Records from a dataset:

::::

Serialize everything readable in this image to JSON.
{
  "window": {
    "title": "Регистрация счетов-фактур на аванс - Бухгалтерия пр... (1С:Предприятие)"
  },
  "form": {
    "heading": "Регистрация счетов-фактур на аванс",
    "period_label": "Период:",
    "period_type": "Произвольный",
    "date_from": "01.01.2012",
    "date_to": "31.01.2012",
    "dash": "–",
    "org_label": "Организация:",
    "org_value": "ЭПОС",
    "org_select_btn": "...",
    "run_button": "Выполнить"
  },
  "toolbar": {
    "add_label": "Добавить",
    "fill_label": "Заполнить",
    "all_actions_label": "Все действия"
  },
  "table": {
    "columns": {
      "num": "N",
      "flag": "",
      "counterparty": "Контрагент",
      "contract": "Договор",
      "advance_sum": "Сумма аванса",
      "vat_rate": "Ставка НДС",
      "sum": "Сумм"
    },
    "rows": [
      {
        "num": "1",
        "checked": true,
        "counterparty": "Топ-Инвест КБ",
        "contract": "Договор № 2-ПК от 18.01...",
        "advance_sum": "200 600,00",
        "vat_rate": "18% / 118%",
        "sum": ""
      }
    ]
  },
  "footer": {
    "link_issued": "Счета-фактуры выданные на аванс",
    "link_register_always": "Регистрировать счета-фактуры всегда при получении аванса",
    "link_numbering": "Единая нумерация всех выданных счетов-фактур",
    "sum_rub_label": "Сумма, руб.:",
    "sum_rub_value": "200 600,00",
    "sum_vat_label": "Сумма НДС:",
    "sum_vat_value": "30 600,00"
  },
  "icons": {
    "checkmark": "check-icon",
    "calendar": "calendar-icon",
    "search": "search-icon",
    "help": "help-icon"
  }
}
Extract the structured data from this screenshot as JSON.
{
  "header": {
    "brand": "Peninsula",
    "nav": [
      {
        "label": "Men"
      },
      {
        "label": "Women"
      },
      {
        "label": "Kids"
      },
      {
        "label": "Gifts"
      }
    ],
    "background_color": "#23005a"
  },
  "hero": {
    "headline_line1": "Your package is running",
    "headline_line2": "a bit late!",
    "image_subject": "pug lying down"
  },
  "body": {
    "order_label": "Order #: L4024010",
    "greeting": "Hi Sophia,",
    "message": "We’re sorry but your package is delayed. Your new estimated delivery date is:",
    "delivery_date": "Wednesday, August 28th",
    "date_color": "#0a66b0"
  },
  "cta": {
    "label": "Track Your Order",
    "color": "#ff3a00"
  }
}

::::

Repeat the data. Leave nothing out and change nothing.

Serialize everything readable in this image to JSON.
{
  "window": {
    "title": "Регистрация счетов-фактур на аванс - Бухгалтерия пр... (1С:Предприятие)"
  },
  "form": {
    "heading": "Регистрация счетов-фактур на аванс",
    "period_label": "Период:",
    "period_type": "Произвольный",
    "date_from": "01.01.2012",
    "date_to": "31.01.2012",
    "dash": "–",
    "org_label": "Организация:",
    "org_value": "ЭПОС",
    "org_select_btn": "...",
    "run_button": "Выполнить"
  },
  "toolbar": {
    "add_label": "Добавить",
    "fill_label": "Заполнить",
    "all_actions_label": "Все действия"
  },
  "table": {
    "columns": {
      "num": "N",
      "flag": "",
      "counterparty": "Контрагент",
      "contract": "Договор",
      "advance_sum": "Сумма аванса",
      "vat_rate": "Ставка НДС",
      "sum": "Сумм"
    },
    "rows": [
      {
        "num": "1",
        "checked": true,
        "counterparty": "Топ-Инвест КБ",
        "contract": "Договор № 2-ПК от 18.01...",
        "advance_sum": "200 600,00",
        "vat_rate": "18% / 118%",
        "sum": ""
      }
    ]
  },
  "footer": {
    "link_issued": "Счета-фактуры выданные на аванс",
    "link_register_always": "Регистрировать счета-фактуры всегда при получении аванса",
    "link_numbering": "Единая нумерация всех выданных счетов-фактур",
    "sum_rub_label": "Сумма, руб.:",
    "sum_rub_value": "200 600,00",
    "sum_vat_label": "Сумма НДС:",
    "sum_vat_value": "30 600,00"
  },
  "icons": {
    "checkmark": "check-icon",
    "calendar": "calendar-icon",
    "search": "search-icon",
    "help": "help-icon"
  }
}
Extract the structured data from this screenshot as JSON.
{
  "header": {
    "brand": "Peninsula",
    "nav": [
      {
        "label": "Men"
      },
      {
        "label": "Women"
      },
      {
        "label": "Kids"
      },
      {
        "label": "Gifts"
      }
    ],
    "background_color": "#23005a"
  },
  "hero": {
    "headline_line1": "Your package is running",
    "headline_line2": "a bit late!",
    "image_subject": "pug lying down"
  },
  "body": {
    "order_label": "Order #: L4024010",
    "greeting": "Hi Sophia,",
    "message": "We’re sorry but your package is delayed. Your new estimated delivery date is:",
    "delivery_date": "Wednesday, August 28th",
    "date_color": "#0a66b0"
  },
  "cta": {
    "label": "Track Your Order",
    "color": "#ff3a00"
  }
}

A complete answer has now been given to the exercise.